Fill the Reservoir to Save for Retirement When You’re Self-Employed

If you’re self-employed, you probably can’t count on a steady paycheck. But you still need to save for retirement, so how can you make that happen? This is Part 2 of a series for business owners. Part 1 compares several different types of retirement accounts for self-employed individuals.

People with “normal” jobs have it easier – they earn the same wage every month, so it’s easier for them to plan and set aside a few bucks for retirement each month. When you’re self-employed, saving for retirement is a bit trickier. Your revenue probably changes from month to month, and you have large (sometimes unexpected) expenses spaced throughout the year.

With that in mind, here are a few different ways to save for retirement when you’re self-employed. Any of these is a decent approach – the trick is to find the one that fits, given your business, your personality, and your worldview.

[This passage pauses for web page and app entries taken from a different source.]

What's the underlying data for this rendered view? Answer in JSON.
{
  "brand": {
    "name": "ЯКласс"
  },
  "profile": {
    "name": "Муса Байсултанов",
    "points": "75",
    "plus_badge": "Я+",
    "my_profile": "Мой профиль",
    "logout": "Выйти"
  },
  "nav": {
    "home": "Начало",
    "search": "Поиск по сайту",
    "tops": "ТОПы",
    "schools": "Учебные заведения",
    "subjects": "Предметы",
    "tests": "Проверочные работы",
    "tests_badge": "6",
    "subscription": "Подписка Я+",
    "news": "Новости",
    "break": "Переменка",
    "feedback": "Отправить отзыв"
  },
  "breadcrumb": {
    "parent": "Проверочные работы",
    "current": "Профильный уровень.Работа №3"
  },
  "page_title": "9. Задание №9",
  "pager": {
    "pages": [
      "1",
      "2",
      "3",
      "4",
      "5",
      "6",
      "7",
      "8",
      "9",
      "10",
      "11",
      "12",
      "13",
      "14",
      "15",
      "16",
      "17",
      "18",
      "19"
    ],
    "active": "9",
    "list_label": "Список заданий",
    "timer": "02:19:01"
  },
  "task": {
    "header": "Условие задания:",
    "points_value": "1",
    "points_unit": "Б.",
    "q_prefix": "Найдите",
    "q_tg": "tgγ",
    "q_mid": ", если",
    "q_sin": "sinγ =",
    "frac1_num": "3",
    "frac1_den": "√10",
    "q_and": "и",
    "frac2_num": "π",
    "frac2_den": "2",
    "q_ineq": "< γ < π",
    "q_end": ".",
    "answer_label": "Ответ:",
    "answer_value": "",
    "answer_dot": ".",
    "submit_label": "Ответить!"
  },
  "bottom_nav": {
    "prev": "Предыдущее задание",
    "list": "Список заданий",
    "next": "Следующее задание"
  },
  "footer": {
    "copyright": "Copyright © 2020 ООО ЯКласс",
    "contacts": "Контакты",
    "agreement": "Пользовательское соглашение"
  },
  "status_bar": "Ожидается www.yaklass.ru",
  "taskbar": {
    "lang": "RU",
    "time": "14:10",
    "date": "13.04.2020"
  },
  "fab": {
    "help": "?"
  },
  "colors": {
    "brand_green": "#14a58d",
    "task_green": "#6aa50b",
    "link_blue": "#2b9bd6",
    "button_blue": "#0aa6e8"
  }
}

Just Go for It – Automate

The simplest approach, and the one you’ve probably avoided due to its drawbacks, is to set up automatic contributions to your retirement accounts. Do some retirement planning, figure out how much you need to save each month, and have it transferred to your account automatically every month.

The problem with this approach, of course, is that you can get into trouble. The timing of your revenues, slow periods, and large business expenses can leave you short on cash. Unless you keep more than enough cash on hand, you might find that you have to pay a little too much attention to things if you go this route (and that defeats the purpose of automating).

Fill the Reservoir

This reservoir is at low water, for now.

This reservoir is at low water, for now.

To solve the problem, you can create a buffer of cash with the goal of using it for retirement savings. To do this, simply build up enough cash so that you can easily make several months (or more) of retirement contributions – and comfortably expect that the well won’t run dry. Once you’ve filled your reservoir, go ahead and set up automatic contributions and be done with it.

You may worry that waiting will ruin your retirement. Isn’t it important to take advantage of Dollar Cost Averaging? The fact is that retirement saving is a lifelong endeavor. The most important thing is to have a plan and put it into place. Building up a cash reservoir so that you can invest in a disciplined manner (with more certainty and regularity) qualifies as “putting it into place.” Do whatever it takes to ensure that you can invest over the long term – it’ll be okay if you miss a few months.

Tip: It doesn’t matter when you invest this year; it matters that you invest every year.

Once per Year

Another approach is to build up cash throughout the year and save later. Once you see how things have gone, you can make a large one-time contribution to your retirement account. Of course, this requires that you actually make a contribution each year – and that’s slightly less likely if you don’t automate the process.

Is there anything wrong with investing once per year? It depends when you invest, but it’s not the worst thing in the world. Even if you happen to buy on the worst day of the year (when the market is at its highest) – every year  – you’ll be okay as long as you save more or less what you needed to save to (according to that plan you made). I’m too lazy to do the math on this for you, but others have done it.

Ric Edelman calculates that the difference between investing all of your money on the best day each year versus the worst day is about 1.1% per year. That is, your lifetime average annual return would be 1.1% higher if you were going to invest on the worst (highest) day every year, and you somehow switched to the best (lowest) day to invest.

But here’s the deal: you weren’t investing on the worst day anyway (I don’t care how unlucky you are, you can’t do it every year), and there’s no way you’ll figure out how to invest on the best day. Most likely, in some years you’ll be lucky, and in other years you’ll be unlucky, but things should average out over your lifetime.

Now, it would probably be better to spread those contributions out and make more than one investment per year, but it’s also probably less important than you imagine. If it works for you, you can always make more frequent contributions (quarterly, twice per year, or whatever). You’ll have a better chance of buying low, and you’ll have the opportunity to earn income more days out of every year.

A Hybrid Approach

If you want to smooth out your contributions, you can always do a combination of the strategies above. Set up an automatic monthly contribution that you know you can afford, and then dump in a little extra when you find yourself holding onto more cash than you need.

Every Sale

A final approach is to contribute to your retirement plan every time you make a sale. Obviously, this is not practical for most businesses. But if you make large, infrequent sales – and you can successfully remember to contribute – this might be a good option for you. Just add it onto the end of your sales cycle: you deliver to the customer, receive payment, and put some away for your retirement.

Photo credit: theslowlane